Sunday, August 07, 2011
Forced Continuities by Miriam Walsh
Reviewed by Adrienne Drobnies
My first reaction to this book is either that the continuities are too forced, or not forced enough. On the one hand, it seems a journal of everything that cropped up in the poet’s mind, and interesting as much of that is, much of it also felt superfluous and inadequately revised. On the other hand, the seeming need for the poet to document everything in her experience made the poetry seem too forced, as though no random thought could go unrecorded.

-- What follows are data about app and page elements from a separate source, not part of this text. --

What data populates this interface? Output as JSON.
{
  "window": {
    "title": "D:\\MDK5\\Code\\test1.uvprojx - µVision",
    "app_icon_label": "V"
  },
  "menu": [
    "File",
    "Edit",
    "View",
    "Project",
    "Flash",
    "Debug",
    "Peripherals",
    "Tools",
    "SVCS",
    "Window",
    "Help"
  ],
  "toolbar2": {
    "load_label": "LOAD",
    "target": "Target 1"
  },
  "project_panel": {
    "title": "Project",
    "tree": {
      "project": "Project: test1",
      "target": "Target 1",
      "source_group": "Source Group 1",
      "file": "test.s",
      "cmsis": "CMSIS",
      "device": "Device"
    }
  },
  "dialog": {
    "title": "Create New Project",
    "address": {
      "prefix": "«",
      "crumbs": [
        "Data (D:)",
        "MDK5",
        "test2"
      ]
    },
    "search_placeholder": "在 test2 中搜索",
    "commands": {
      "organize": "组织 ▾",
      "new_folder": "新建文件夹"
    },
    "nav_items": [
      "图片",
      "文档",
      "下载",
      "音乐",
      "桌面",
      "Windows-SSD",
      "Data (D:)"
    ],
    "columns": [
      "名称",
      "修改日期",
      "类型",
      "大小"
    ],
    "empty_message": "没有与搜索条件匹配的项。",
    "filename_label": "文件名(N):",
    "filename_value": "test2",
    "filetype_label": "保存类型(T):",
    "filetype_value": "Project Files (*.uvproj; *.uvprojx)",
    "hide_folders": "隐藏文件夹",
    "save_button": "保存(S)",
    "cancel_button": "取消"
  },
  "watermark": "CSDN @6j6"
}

Nonetheless, there is a sense of abundance or plenitude to the book, some original language, and some great titles: “mating ritual,” “optivore,” “decoherence,” “lazuline,” “utopiaries.” The references to mathematical and scientific phenomena were engaging elements to the work (e.g., “Wigner’s Friend” – recalling a thought experiment by Schrodinger involving his hypothetical cat and friend, the collapse of the wave function in quantum mechanics, and the mind-body problem):
plays as fireflies
and my hairs
stand in reverence
to their electricity
against the night.”
I would prefer though that she use language that refers more precisely to the firefly’s bioluminescence rather than use what seems like an unconsidered word: “electricity.”
There are some nice images in the work, e.g.,“umbrella lidded eyes.”
I am most attracted to the poems that stress the link between personal emotional and universal experiences of wonder.
my hand upon your chest
to the rhythm there…
my lips pressing
upon your temple
I found a place
The author is also a visual artist, and the interesting cover and arrangement of the words on the page attest to her skill. The hallucinogenic quality of the cover reflects a similar tone in the poetry. There is, however, too much exhortation and philosophizing for my tastes. The title poem on the back cover says:
“The moment comes and we must follow, though it makes no guarantee that those that follow will be any easier. For all our poetry and hope, sometimes life is just forced continuity.” There is much to enjoy, some to dazzle, but too much of the forced for me in Walsh’s book.
***Adrienne Drobnies received her doctorate in chemistry from the University of California, Berkeley and now work as a research project manager at the Genome Sciences Centre of the British Columbia Cancer Agency. Her poetry has appeared in Canadian literary magazines, including Scrivener, NeWest Review, Waves, Poetry Canada Review, Poetry Toronto. Some of my poems have been included in anthologies New Voices (Mosaic Press 1984), From Sinai to the Shtetl and Beyond: Where is Home for the Jewish Writer? (Hamilton Jewish Literary Festival 2009), and emerge (Simon Fraser University Writer’s Studio 2009).